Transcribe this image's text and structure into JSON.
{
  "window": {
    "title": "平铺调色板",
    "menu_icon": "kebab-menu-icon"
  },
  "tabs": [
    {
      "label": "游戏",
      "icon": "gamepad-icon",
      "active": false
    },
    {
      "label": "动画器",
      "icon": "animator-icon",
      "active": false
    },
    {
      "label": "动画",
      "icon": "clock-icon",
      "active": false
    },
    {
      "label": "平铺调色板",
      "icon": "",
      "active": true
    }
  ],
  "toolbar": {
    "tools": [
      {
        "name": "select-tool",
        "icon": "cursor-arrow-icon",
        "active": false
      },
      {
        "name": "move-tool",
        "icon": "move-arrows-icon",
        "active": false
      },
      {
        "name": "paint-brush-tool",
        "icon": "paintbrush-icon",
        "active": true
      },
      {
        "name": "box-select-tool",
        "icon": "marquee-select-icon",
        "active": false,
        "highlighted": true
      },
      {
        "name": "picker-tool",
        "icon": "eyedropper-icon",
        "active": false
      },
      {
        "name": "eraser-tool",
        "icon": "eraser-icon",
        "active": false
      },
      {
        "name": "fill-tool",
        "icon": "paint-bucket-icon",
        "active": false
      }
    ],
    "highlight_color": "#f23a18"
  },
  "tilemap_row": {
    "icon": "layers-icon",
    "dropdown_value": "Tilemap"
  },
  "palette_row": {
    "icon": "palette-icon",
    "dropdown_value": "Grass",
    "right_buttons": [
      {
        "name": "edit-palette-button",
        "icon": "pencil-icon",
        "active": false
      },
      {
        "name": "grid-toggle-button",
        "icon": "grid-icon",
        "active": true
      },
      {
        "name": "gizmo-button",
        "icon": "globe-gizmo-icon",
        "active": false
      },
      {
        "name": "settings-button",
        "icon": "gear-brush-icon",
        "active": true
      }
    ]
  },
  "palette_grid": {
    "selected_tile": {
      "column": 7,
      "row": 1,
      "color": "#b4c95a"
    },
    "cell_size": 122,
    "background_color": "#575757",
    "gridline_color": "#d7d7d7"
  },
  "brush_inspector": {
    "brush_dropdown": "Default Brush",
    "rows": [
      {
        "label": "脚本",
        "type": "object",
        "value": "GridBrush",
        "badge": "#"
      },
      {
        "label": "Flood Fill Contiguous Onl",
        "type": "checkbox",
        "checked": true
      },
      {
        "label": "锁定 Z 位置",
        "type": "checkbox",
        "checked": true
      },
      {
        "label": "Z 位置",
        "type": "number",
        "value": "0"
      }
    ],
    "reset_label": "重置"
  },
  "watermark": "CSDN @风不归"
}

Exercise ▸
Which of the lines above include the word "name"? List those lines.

Exercise output ▸
        "name": "select-tool",
        "name": "move-tool",
        "name": "paint-brush-tool",
        "name": "box-select-tool",
        "name": "picker-tool",
        "name": "eraser-tool",
        "name": "fill-tool",
        "name": "edit-palette-button",
        "name": "grid-toggle-button",
        "name": "gizmo-button",
        "name": "settings-button",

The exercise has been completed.